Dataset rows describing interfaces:

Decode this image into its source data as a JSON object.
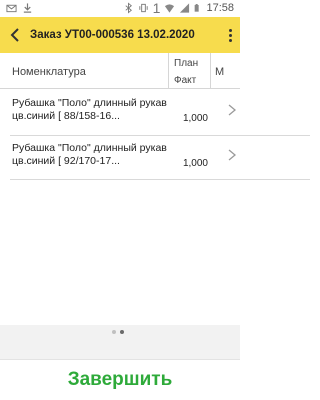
{
  "statusbar": {
    "sim": "1",
    "time": "17:58"
  },
  "appbar": {
    "title": "Заказ УТ00-000536  13.02.2020"
  },
  "table": {
    "headers": {
      "nomenclature": "Номенклатура",
      "plan": "План",
      "fact": "Факт",
      "m": "М"
    },
    "rows": [
      {
        "name": "Рубашка \"Поло\" длинный рукав цв.синий [  88/158-16...",
        "fact": "1,000"
      },
      {
        "name": "Рубашка \"Поло\" длинный рукав цв.синий [  92/170-17...",
        "fact": "1,000"
      }
    ]
  },
  "pager": {
    "pages": 2,
    "active_page": 2
  },
  "footer": {
    "finish_label": "Завершить"
  },
  "colors": {
    "appbar": "#f7dc4d",
    "finish": "#2eaa3a"
  }
}
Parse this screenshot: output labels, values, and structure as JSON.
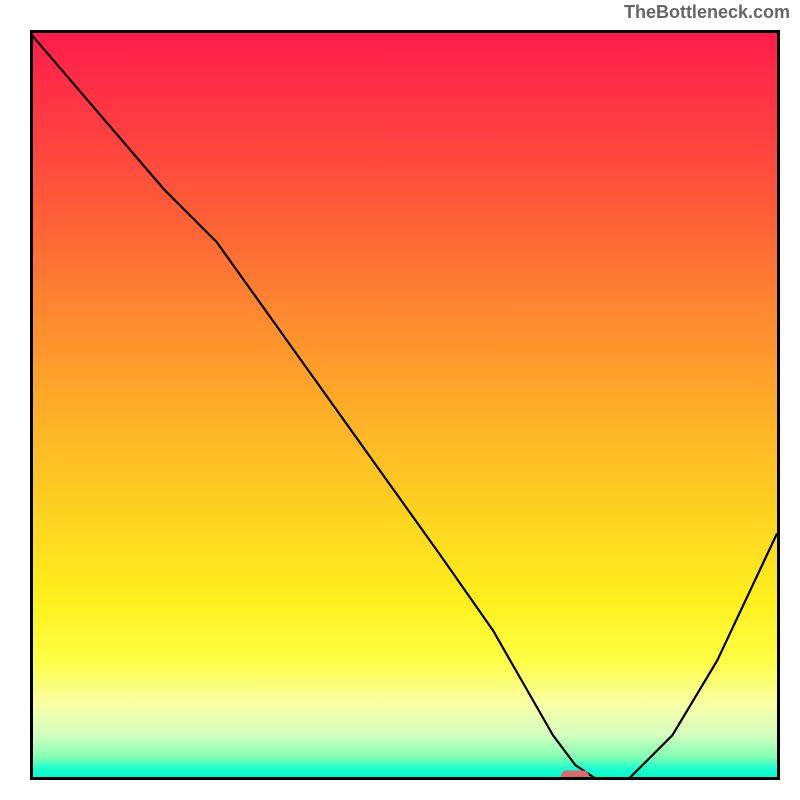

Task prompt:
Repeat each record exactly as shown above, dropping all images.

Response area:
Decode this image into its source data as a JSON object.
{
  "statusbar": {
    "sim": "1",
    "time": "17:58"
  },
  "appbar": {
    "title": "Заказ УТ00-000536  13.02.2020"
  },
  "table": {
    "headers": {
      "nomenclature": "Номенклатура",
      "plan": "План",
      "fact": "Факт",
      "m": "М"
    },
    "rows": [
      {
        "name": "Рубашка \"Поло\" длинный рукав цв.синий [  88/158-16...",
        "fact": "1,000"
      },
      {
        "name": "Рубашка \"Поло\" длинный рукав цв.синий [  92/170-17...",
        "fact": "1,000"
      }
    ]
  },
  "pager": {
    "pages": 2,
    "active_page": 2
  },
  "footer": {
    "finish_label": "Завершить"
  },
  "colors": {
    "appbar": "#f7dc4d",
    "finish": "#2eaa3a"
  }
}
Parse this screenshot: output labels, values, and structure as JSON.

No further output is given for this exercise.